> Study material
▬▬▬▬▬▬▬▬▬▬

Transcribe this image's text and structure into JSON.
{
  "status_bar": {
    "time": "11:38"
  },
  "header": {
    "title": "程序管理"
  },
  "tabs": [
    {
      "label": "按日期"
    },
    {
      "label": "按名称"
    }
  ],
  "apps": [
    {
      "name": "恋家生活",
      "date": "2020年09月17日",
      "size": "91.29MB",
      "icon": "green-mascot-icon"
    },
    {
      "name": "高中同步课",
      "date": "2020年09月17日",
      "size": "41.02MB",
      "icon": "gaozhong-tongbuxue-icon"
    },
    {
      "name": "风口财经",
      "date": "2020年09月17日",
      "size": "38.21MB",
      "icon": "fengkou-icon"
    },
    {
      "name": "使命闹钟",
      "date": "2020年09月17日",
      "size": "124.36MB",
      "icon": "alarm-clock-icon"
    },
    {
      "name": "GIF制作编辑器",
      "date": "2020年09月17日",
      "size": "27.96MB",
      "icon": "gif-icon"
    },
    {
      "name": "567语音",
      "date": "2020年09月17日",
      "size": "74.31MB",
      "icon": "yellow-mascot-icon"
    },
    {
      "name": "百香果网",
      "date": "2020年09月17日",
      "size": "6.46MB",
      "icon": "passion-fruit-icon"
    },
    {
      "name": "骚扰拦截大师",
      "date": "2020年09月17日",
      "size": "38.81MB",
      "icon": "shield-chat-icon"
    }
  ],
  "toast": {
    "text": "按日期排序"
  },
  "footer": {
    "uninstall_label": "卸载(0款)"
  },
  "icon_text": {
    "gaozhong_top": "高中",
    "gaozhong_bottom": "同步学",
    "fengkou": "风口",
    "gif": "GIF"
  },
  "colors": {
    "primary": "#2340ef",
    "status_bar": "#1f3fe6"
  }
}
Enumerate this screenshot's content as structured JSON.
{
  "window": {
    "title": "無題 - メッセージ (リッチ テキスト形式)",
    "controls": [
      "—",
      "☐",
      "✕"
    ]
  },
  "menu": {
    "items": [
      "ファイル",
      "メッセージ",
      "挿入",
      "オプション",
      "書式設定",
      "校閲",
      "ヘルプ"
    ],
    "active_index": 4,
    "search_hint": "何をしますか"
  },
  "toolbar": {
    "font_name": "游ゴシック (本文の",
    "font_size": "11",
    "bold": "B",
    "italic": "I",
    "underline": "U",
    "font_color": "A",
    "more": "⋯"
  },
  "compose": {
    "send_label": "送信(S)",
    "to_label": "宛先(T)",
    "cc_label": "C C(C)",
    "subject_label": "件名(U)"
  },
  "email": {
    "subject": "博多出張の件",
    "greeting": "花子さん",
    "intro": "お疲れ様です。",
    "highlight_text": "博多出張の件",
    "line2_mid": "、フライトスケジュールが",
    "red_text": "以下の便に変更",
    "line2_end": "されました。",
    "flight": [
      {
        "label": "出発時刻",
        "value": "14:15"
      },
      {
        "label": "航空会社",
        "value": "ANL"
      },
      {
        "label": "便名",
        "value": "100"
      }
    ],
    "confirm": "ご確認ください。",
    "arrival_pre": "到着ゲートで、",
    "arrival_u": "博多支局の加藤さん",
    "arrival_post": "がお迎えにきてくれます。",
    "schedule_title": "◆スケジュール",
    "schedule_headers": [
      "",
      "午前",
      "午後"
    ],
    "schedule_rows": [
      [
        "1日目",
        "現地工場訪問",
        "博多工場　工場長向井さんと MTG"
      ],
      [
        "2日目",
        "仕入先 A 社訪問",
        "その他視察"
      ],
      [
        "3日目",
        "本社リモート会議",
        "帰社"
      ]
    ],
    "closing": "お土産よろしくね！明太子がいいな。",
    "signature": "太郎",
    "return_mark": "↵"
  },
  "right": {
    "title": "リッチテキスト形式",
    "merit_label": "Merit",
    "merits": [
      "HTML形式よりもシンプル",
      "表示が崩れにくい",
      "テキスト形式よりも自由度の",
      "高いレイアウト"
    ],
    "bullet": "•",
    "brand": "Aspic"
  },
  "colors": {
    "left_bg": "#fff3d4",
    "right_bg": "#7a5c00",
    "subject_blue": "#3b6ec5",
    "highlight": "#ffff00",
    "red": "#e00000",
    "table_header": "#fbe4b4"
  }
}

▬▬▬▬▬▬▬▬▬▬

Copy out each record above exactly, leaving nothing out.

> Solution to this exercise
Transcribe this image's text and structure into JSON.
{
  "status_bar": {
    "time": "11:38"
  },
  "header": {
    "title": "程序管理"
  },
  "tabs": [
    {
      "label": "按日期"
    },
    {
      "label": "按名称"
    }
  ],
  "apps": [
    {
      "name": "恋家生活",
      "date": "2020年09月17日",
      "size": "91.29MB",
      "icon": "green-mascot-icon"
    },
    {
      "name": "高中同步课",
      "date": "2020年09月17日",
      "size": "41.02MB",
      "icon": "gaozhong-tongbuxue-icon"
    },
    {
      "name": "风口财经",
      "date": "2020年09月17日",
      "size": "38.21MB",
      "icon": "fengkou-icon"
    },
    {
      "name": "使命闹钟",
      "date": "2020年09月17日",
      "size": "124.36MB",
      "icon": "alarm-clock-icon"
    },
    {
      "name": "GIF制作编辑器",
      "date": "2020年09月17日",
      "size": "27.96MB",
      "icon": "gif-icon"
    },
    {
      "name": "567语音",
      "date": "2020年09月17日",
      "size": "74.31MB",
      "icon": "yellow-mascot-icon"
    },
    {
      "name": "百香果网",
      "date": "2020年09月17日",
      "size": "6.46MB",
      "icon": "passion-fruit-icon"
    },
    {
      "name": "骚扰拦截大师",
      "date": "2020年09月17日",
      "size": "38.81MB",
      "icon": "shield-chat-icon"
    }
  ],
  "toast": {
    "text": "按日期排序"
  },
  "footer": {
    "uninstall_label": "卸载(0款)"
  },
  "icon_text": {
    "gaozhong_top": "高中",
    "gaozhong_bottom": "同步学",
    "fengkou": "风口",
    "gif": "GIF"
  },
  "colors": {
    "primary": "#2340ef",
    "status_bar": "#1f3fe6"
  }
}
Enumerate this screenshot's content as structured JSON.
{
  "window": {
    "title": "無題 - メッセージ (リッチ テキスト形式)",
    "controls": [
      "—",
      "☐",
      "✕"
    ]
  },
  "menu": {
    "items": [
      "ファイル",
      "メッセージ",
      "挿入",
      "オプション",
      "書式設定",
      "校閲",
      "ヘルプ"
    ],
    "active_index": 4,
    "search_hint": "何をしますか"
  },
  "toolbar": {
    "font_name": "游ゴシック (本文の",
    "font_size": "11",
    "bold": "B",
    "italic": "I",
    "underline": "U",
    "font_color": "A",
    "more": "⋯"
  },
  "compose": {
    "send_label": "送信(S)",
    "to_label": "宛先(T)",
    "cc_label": "C C(C)",
    "subject_label": "件名(U)"
  },
  "email": {
    "subject": "博多出張の件",
    "greeting": "花子さん",
    "intro": "お疲れ様です。",
    "highlight_text": "博多出張の件",
    "line2_mid": "、フライトスケジュールが",
    "red_text": "以下の便に変更",
    "line2_end": "されました。",
    "flight": [
      {
        "label": "出発時刻",
        "value": "14:15"
      },
      {
        "label": "航空会社",
        "value": "ANL"
      },
      {
        "label": "便名",
        "value": "100"
      }
    ],
    "confirm": "ご確認ください。",
    "arrival_pre": "到着ゲートで、",
    "arrival_u": "博多支局の加藤さん",
    "arrival_post": "がお迎えにきてくれます。",
    "schedule_title": "◆スケジュール",
    "schedule_headers": [
      "",
      "午前",
      "午後"
    ],
    "schedule_rows": [
      [
        "1日目",
        "現地工場訪問",
        "博多工場　工場長向井さんと MTG"
      ],
      [
        "2日目",
        "仕入先 A 社訪問",
        "その他視察"
      ],
      [
        "3日目",
        "本社リモート会議",
        "帰社"
      ]
    ],
    "closing": "お土産よろしくね！明太子がいいな。",
    "signature": "太郎",
    "return_mark": "↵"
  },
  "right": {
    "title": "リッチテキスト形式",
    "merit_label": "Merit",
    "merits": [
      "HTML形式よりもシンプル",
      "表示が崩れにくい",
      "テキスト形式よりも自由度の",
      "高いレイアウト"
    ],
    "bullet": "•",
    "brand": "Aspic"
  },
  "colors": {
    "left_bg": "#fff3d4",
    "right_bg": "#7a5c00",
    "subject_blue": "#3b6ec5",
    "highlight": "#ffff00",
    "red": "#e00000",
    "table_header": "#fbe4b4"
  }
}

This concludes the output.